### The task
Each line of the data below containing "true" needs to be listed.
# # #
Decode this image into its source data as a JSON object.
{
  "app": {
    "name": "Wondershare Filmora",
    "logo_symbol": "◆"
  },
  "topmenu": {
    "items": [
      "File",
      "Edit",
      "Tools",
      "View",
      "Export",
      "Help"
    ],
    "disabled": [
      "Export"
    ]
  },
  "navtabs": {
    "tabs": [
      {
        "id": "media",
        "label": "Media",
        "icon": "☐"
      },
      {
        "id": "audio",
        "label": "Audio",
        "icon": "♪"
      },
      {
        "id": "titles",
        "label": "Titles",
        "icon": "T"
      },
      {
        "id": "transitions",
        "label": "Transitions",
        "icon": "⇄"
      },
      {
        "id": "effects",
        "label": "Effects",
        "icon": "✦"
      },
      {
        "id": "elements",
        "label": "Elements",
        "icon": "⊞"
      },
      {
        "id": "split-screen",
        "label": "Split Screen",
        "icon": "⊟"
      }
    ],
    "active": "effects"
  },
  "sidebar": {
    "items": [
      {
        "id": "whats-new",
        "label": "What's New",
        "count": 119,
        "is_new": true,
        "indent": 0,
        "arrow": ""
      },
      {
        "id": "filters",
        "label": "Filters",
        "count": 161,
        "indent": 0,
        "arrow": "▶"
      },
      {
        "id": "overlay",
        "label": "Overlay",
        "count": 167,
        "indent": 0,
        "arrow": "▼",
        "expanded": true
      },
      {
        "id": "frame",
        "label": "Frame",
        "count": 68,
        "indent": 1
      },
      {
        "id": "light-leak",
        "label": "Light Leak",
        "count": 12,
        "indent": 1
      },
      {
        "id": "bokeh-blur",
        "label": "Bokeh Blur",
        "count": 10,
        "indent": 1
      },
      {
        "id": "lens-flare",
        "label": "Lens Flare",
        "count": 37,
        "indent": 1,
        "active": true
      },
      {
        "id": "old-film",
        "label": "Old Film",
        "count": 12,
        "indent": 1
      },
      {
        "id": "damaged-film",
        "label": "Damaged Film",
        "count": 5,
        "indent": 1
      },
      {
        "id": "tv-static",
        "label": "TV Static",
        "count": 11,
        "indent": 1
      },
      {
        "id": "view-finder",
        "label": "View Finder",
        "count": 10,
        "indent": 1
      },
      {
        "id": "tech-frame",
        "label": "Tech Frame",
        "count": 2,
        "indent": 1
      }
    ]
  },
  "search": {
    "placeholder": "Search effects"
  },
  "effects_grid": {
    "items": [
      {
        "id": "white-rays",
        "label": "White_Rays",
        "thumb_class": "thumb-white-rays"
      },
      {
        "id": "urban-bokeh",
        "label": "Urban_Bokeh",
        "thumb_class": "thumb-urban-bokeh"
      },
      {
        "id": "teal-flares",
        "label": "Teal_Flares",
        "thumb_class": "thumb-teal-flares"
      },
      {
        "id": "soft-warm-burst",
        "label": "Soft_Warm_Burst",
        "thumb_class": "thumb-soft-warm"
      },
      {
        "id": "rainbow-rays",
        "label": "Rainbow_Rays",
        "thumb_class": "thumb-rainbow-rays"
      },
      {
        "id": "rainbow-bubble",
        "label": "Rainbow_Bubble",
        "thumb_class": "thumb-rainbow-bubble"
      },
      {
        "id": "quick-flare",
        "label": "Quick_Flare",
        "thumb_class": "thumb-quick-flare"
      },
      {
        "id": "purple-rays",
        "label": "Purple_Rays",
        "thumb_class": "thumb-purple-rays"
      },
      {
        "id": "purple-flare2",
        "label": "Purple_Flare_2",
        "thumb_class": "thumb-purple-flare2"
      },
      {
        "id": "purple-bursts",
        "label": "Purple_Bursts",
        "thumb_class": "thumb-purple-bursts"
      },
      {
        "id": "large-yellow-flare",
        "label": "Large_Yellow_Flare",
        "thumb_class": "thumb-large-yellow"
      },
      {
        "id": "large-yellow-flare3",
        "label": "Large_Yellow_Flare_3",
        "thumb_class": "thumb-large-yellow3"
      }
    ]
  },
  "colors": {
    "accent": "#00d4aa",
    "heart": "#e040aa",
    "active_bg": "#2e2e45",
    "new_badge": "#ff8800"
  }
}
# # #
### Task answer
        "is_new": true,
        "expanded": true
        "active": true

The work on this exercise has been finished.